→ To do
When you write out the records, keep every word exact and drop the pictures.

→ Exercise input
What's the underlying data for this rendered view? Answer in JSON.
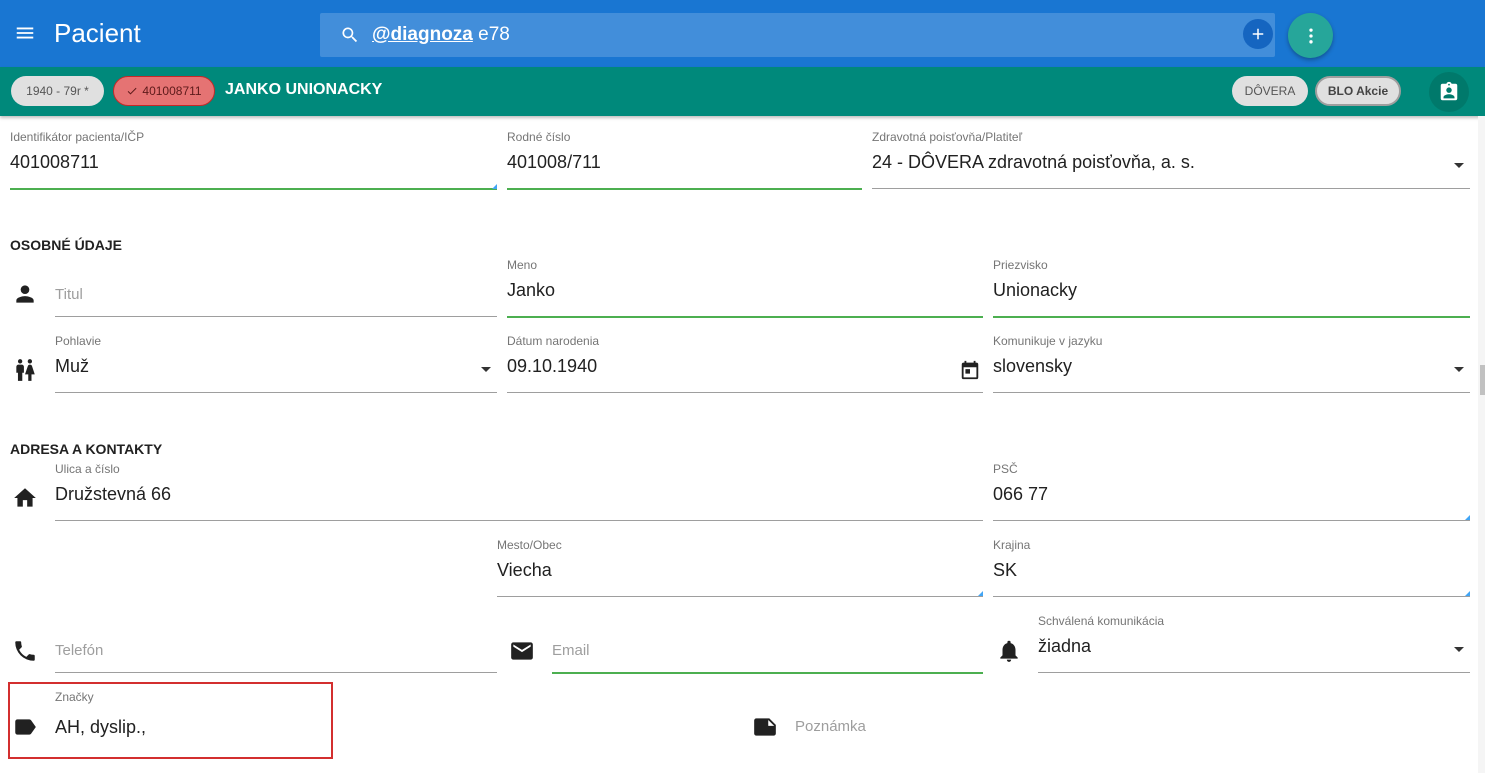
{
  "appbar": {
    "title": "Pacient",
    "search_token": "@diagnoza",
    "search_query": "e78"
  },
  "patient": {
    "age_chip": "1940 - 79r *",
    "id_chip": "401008711",
    "name": "JANKO UNIONACKY",
    "insurer_chip": "DÔVERA",
    "actions_chip": "BLO Akcie"
  },
  "ids": {
    "icp_label": "Identifikátor pacienta/IČP",
    "icp_value": "401008711",
    "rc_label": "Rodné číslo",
    "rc_value": "401008/711",
    "insurer_label": "Zdravotná poisťovňa/Platiteľ",
    "insurer_value": "24 - DÔVERA zdravotná poisťovňa, a. s."
  },
  "personal": {
    "section_title": "OSOBNÉ ÚDAJE",
    "title_placeholder": "Titul",
    "first_name_label": "Meno",
    "first_name_value": "Janko",
    "last_name_label": "Priezvisko",
    "last_name_value": "Unionacky",
    "gender_label": "Pohlavie",
    "gender_value": "Muž",
    "birth_label": "Dátum narodenia",
    "birth_value": "09.10.1940",
    "language_label": "Komunikuje v jazyku",
    "language_value": "slovensky"
  },
  "address": {
    "section_title": "ADRESA A KONTAKTY",
    "street_label": "Ulica a číslo",
    "street_value": "Družstevná 66",
    "zip_label": "PSČ",
    "zip_value": "066 77",
    "city_label": "Mesto/Obec",
    "city_value": "Viecha",
    "country_label": "Krajina",
    "country_value": "SK",
    "phone_placeholder": "Telefón",
    "email_placeholder": "Email",
    "approved_label": "Schválená komunikácia",
    "approved_value": "žiadna",
    "tags_label": "Značky",
    "tags_value": "AH, dyslip.,",
    "note_placeholder": "Poznámka"
  },
  "colors": {
    "appbar": "#1976d2",
    "patientbar": "#00897b",
    "active_line": "#4caf50",
    "highlight_box": "#d32f2f"
  }
}
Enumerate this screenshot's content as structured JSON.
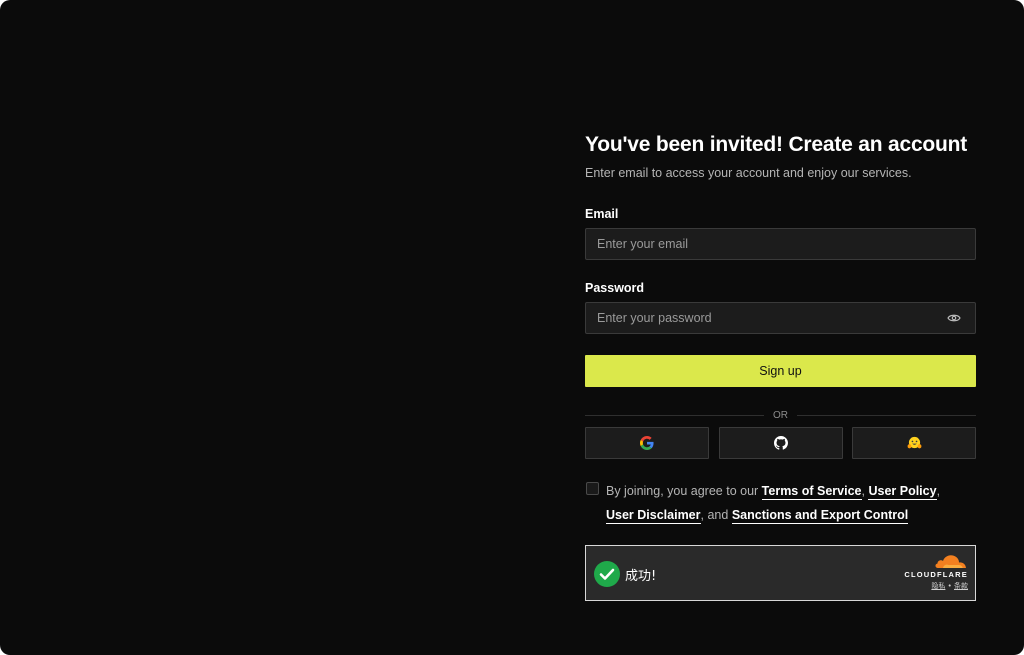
{
  "signup": {
    "title": "You've been invited! Create an account",
    "subtitle": "Enter email to access your account and enjoy our services.",
    "email_label": "Email",
    "email_placeholder": "Enter your email",
    "password_label": "Password",
    "password_placeholder": "Enter your password",
    "submit_label": "Sign up",
    "divider_text": "OR",
    "social_providers": [
      "google-icon",
      "github-icon",
      "huggingface-icon"
    ]
  },
  "terms": {
    "prefix": "By joining, you agree to our",
    "terms_of_service": "Terms of Service",
    "comma1": ",",
    "user_policy": "User Policy",
    "comma2": ",",
    "user_disclaimer": "User Disclaimer",
    "and_text": ", and",
    "sanctions": "Sanctions and Export Control"
  },
  "captcha": {
    "status": "成功!",
    "brand": "CLOUDFLARE",
    "privacy": "隐私",
    "separator": "•",
    "terms": "条款"
  },
  "colors": {
    "background": "#0b0b0b",
    "accent": "#dbe84b",
    "input_bg": "#1c1c1c",
    "success": "#1fa94a",
    "cloudflare": "#f38020"
  }
}
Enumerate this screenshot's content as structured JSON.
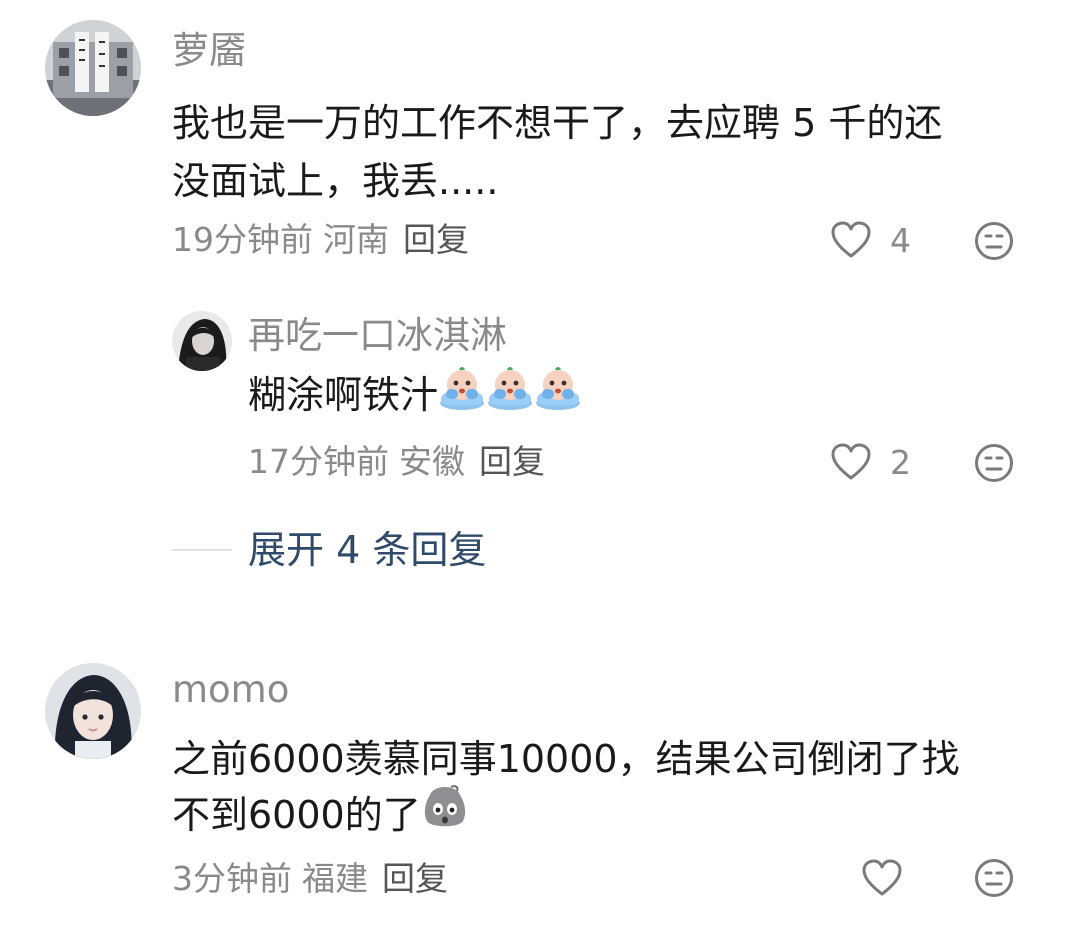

→ Exercise solution
What's the underlying data for this rendered view? Answer in JSON.
{
  "appbar": {
    "title": "Pacient",
    "search_token": "@diagnoza",
    "search_query": "e78"
  },
  "patient": {
    "age_chip": "1940 - 79r *",
    "id_chip": "401008711",
    "name": "JANKO UNIONACKY",
    "insurer_chip": "DÔVERA",
    "actions_chip": "BLO Akcie"
  },
  "ids": {
    "icp_label": "Identifikátor pacienta/IČP",
    "icp_value": "401008711",
    "rc_label": "Rodné číslo",
    "rc_value": "401008/711",
    "insurer_label": "Zdravotná poisťovňa/Platiteľ",
    "insurer_value": "24 - DÔVERA zdravotná poisťovňa, a. s."
  },
  "personal": {
    "section_title": "OSOBNÉ ÚDAJE",
    "title_placeholder": "Titul",
    "first_name_label": "Meno",
    "first_name_value": "Janko",
    "last_name_label": "Priezvisko",
    "last_name_value": "Unionacky",
    "gender_label": "Pohlavie",
    "gender_value": "Muž",
    "birth_label": "Dátum narodenia",
    "birth_value": "09.10.1940",
    "language_label": "Komunikuje v jazyku",
    "language_value": "slovensky"
  },
  "address": {
    "section_title": "ADRESA A KONTAKTY",
    "street_label": "Ulica a číslo",
    "street_value": "Družstevná 66",
    "zip_label": "PSČ",
    "zip_value": "066 77",
    "city_label": "Mesto/Obec",
    "city_value": "Viecha",
    "country_label": "Krajina",
    "country_value": "SK",
    "phone_placeholder": "Telefón",
    "email_placeholder": "Email",
    "approved_label": "Schválená komunikácia",
    "approved_value": "žiadna",
    "tags_label": "Značky",
    "tags_value": "AH, dyslip.,",
    "note_placeholder": "Poznámka"
  },
  "colors": {
    "appbar": "#1976d2",
    "patientbar": "#00897b",
    "active_line": "#4caf50",
    "highlight_box": "#d32f2f"
  }
}
Enumerate this screenshot's content as structured JSON.
{
  "signup": {
    "title": "You've been invited! Create an account",
    "subtitle": "Enter email to access your account and enjoy our services.",
    "email_label": "Email",
    "email_placeholder": "Enter your email",
    "password_label": "Password",
    "password_placeholder": "Enter your password",
    "submit_label": "Sign up",
    "divider_text": "OR",
    "social_providers": [
      "google-icon",
      "github-icon",
      "huggingface-icon"
    ]
  },
  "terms": {
    "prefix": "By joining, you agree to our",
    "terms_of_service": "Terms of Service",
    "comma1": ",",
    "user_policy": "User Policy",
    "comma2": ",",
    "user_disclaimer": "User Disclaimer",
    "and_text": ", and",
    "sanctions": "Sanctions and Export Control"
  },
  "captcha": {
    "status": "成功!",
    "brand": "CLOUDFLARE",
    "privacy": "隐私",
    "separator": "•",
    "terms": "条款"
  },
  "colors": {
    "background": "#0b0b0b",
    "accent": "#dbe84b",
    "input_bg": "#1c1c1c",
    "success": "#1fa94a",
    "cloudflare": "#f38020"
  }
}
Enumerate this screenshot's content as structured JSON.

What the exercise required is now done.